▸ **Try it**: Give back each line of the listing below that contains the string "JSON".
══ Study material
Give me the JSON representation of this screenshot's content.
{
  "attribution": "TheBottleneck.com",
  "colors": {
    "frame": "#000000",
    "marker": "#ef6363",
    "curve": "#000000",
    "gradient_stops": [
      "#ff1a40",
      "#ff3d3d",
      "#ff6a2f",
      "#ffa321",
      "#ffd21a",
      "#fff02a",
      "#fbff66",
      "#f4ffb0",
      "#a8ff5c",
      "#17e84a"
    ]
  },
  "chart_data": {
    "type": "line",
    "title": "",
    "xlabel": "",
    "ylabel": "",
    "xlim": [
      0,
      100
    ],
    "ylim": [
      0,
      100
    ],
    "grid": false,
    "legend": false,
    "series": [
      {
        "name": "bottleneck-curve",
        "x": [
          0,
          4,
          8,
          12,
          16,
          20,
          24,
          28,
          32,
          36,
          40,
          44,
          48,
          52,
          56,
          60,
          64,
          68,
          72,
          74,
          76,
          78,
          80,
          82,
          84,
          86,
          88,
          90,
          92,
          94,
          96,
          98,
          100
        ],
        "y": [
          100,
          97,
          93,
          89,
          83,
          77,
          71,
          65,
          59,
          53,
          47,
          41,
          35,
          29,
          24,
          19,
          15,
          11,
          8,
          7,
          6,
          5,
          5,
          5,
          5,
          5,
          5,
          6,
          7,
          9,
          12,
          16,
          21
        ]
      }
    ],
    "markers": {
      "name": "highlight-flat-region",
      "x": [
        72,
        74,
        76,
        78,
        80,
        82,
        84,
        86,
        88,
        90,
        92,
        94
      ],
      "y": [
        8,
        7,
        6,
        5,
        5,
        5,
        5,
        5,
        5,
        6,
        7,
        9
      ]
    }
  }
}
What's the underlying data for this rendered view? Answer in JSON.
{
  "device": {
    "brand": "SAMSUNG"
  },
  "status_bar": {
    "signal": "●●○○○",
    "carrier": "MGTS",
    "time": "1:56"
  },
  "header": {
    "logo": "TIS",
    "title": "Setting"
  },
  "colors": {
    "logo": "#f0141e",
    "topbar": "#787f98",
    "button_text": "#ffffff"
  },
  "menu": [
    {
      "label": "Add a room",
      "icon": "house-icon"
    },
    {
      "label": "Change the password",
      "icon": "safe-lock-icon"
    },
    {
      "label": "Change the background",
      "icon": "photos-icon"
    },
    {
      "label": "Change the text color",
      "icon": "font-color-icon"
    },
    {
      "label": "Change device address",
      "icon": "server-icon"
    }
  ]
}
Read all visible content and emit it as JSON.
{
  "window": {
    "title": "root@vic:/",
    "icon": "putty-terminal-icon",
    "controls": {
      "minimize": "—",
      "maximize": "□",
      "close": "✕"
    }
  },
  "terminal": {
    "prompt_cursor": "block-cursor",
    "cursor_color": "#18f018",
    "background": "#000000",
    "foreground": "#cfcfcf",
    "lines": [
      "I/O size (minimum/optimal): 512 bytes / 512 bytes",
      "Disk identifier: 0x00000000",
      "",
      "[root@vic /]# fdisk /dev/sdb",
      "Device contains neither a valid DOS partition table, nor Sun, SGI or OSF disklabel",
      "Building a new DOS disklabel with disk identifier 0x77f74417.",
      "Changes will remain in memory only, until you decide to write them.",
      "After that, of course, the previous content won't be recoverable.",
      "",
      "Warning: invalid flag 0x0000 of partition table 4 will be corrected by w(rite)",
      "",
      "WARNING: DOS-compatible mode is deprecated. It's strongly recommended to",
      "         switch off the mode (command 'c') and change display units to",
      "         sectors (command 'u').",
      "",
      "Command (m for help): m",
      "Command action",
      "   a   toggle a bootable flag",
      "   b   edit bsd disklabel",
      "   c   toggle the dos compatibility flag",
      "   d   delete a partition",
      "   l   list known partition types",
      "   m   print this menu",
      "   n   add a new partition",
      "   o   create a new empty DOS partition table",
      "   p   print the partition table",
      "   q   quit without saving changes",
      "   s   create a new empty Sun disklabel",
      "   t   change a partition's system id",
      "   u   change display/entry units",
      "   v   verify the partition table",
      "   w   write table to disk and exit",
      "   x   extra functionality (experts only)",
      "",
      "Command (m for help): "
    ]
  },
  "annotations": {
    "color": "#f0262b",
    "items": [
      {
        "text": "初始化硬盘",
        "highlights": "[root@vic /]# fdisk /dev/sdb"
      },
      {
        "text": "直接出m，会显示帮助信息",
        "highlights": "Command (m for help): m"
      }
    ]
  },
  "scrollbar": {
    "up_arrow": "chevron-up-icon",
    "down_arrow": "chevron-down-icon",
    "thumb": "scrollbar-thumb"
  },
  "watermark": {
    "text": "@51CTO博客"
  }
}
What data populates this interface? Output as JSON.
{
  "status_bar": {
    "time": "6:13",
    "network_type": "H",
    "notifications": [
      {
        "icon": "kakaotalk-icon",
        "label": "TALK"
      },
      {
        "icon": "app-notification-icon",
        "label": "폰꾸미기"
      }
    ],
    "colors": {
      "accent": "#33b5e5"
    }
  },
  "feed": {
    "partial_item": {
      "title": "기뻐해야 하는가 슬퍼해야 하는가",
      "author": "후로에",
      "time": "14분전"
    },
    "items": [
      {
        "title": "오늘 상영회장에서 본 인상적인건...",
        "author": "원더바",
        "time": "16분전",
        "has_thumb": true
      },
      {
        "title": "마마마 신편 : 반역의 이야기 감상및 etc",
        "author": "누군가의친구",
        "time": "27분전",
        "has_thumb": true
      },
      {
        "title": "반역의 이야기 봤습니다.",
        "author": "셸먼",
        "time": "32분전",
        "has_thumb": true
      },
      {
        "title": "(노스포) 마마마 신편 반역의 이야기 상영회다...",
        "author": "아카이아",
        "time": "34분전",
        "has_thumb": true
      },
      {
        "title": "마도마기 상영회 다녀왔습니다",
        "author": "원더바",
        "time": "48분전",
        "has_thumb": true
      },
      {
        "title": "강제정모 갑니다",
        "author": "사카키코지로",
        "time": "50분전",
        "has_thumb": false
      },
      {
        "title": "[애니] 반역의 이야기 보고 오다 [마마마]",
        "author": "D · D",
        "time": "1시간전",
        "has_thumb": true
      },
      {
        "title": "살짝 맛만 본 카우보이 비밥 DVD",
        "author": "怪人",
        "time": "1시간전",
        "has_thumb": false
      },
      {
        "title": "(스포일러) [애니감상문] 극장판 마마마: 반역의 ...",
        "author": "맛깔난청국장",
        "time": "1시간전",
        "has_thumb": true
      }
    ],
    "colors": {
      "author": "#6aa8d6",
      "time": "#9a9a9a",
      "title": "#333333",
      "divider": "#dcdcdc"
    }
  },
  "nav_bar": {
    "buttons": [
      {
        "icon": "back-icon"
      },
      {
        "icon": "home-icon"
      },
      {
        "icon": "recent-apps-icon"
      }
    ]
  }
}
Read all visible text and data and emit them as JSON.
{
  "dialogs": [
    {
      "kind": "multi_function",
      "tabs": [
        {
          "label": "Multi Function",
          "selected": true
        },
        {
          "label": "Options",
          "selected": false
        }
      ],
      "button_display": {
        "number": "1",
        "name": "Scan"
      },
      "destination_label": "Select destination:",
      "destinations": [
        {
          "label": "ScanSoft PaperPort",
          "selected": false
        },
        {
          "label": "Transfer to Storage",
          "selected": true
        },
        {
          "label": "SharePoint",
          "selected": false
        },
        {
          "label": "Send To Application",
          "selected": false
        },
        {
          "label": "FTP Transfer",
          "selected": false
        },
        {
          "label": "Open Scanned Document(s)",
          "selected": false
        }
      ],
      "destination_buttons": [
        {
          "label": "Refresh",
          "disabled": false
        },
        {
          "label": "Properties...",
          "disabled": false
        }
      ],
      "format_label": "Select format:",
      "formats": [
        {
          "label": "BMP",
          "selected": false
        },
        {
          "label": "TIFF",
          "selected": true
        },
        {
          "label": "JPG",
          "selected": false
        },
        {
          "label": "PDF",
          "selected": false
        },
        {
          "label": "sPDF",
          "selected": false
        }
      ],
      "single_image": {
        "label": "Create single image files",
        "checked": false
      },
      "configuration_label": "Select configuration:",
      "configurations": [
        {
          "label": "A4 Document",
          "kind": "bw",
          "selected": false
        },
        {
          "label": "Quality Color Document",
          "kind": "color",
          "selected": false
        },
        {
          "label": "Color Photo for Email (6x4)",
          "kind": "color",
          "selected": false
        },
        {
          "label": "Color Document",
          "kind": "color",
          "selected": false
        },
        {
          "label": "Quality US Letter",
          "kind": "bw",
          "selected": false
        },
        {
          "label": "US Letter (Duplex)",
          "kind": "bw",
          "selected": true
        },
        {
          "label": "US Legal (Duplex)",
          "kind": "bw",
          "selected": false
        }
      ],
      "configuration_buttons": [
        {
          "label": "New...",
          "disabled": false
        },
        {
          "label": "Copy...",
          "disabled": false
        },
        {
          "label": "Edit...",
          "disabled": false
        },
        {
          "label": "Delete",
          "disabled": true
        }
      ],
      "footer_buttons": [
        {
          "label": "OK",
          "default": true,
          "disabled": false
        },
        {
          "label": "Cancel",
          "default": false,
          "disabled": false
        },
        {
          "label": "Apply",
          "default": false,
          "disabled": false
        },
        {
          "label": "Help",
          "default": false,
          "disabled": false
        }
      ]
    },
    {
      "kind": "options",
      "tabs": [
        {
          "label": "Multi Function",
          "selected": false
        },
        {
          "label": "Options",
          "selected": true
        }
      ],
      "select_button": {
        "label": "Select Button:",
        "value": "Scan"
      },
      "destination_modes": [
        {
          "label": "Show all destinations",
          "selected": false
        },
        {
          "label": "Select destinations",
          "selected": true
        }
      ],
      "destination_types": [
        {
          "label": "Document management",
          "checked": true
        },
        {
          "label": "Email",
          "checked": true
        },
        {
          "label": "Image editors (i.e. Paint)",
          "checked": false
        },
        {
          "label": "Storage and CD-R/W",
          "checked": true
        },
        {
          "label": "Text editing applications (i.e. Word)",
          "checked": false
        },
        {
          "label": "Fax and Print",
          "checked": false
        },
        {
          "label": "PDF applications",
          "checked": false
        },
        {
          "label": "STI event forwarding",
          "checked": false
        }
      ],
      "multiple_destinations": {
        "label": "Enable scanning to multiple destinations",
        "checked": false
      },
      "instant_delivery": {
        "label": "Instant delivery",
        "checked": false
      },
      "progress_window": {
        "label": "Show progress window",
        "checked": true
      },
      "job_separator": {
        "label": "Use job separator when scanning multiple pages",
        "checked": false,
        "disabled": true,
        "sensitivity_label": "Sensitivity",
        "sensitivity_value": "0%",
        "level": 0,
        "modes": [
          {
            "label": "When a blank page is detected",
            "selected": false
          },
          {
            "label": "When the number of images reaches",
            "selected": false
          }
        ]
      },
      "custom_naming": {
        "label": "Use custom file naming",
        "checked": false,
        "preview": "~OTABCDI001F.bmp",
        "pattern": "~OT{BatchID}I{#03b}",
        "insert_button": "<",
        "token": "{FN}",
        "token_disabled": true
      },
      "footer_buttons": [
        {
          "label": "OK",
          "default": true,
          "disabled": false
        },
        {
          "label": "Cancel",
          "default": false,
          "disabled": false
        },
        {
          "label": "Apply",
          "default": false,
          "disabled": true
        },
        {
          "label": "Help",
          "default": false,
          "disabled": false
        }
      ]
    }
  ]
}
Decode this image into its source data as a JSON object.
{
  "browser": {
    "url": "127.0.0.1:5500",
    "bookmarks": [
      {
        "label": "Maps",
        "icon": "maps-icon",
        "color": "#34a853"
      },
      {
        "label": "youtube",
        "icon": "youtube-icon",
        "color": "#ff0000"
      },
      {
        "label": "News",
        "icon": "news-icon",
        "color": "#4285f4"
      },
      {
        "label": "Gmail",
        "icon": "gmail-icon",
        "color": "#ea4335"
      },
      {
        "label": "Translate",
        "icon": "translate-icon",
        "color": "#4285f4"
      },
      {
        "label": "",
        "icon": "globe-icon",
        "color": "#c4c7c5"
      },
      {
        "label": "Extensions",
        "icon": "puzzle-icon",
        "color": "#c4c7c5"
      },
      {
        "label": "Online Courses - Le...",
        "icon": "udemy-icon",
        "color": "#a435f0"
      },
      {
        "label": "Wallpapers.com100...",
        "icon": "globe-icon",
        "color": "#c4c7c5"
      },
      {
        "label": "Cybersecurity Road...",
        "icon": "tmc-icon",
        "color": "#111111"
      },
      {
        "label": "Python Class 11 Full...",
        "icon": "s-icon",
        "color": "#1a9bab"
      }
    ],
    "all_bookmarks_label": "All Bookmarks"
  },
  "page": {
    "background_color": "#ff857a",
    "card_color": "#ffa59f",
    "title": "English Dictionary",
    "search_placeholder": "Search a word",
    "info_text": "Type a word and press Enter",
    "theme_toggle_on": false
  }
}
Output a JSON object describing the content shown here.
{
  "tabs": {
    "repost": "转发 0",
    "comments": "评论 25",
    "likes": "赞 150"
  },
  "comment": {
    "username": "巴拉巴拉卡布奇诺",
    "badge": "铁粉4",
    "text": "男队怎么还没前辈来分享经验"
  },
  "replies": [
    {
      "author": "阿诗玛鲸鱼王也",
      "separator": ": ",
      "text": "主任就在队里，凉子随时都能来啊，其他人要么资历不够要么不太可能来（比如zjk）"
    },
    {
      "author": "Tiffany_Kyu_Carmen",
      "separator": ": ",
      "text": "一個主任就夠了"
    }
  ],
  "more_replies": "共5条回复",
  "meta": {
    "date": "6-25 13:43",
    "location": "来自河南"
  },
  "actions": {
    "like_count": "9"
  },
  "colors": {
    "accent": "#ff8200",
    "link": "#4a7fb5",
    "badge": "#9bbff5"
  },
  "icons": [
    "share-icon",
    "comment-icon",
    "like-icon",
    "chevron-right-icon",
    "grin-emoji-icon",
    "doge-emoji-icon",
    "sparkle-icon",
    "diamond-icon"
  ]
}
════
▸ **Result**:
Give me the JSON representation of this screenshot's content.
What's the underlying data for this rendered view? Answer in JSON.
Read all visible content and emit it as JSON.
What data populates this interface? Output as JSON.
Read all visible text and data and emit them as JSON.
Decode this image into its source data as a JSON object.
Output a JSON object describing the content shown here.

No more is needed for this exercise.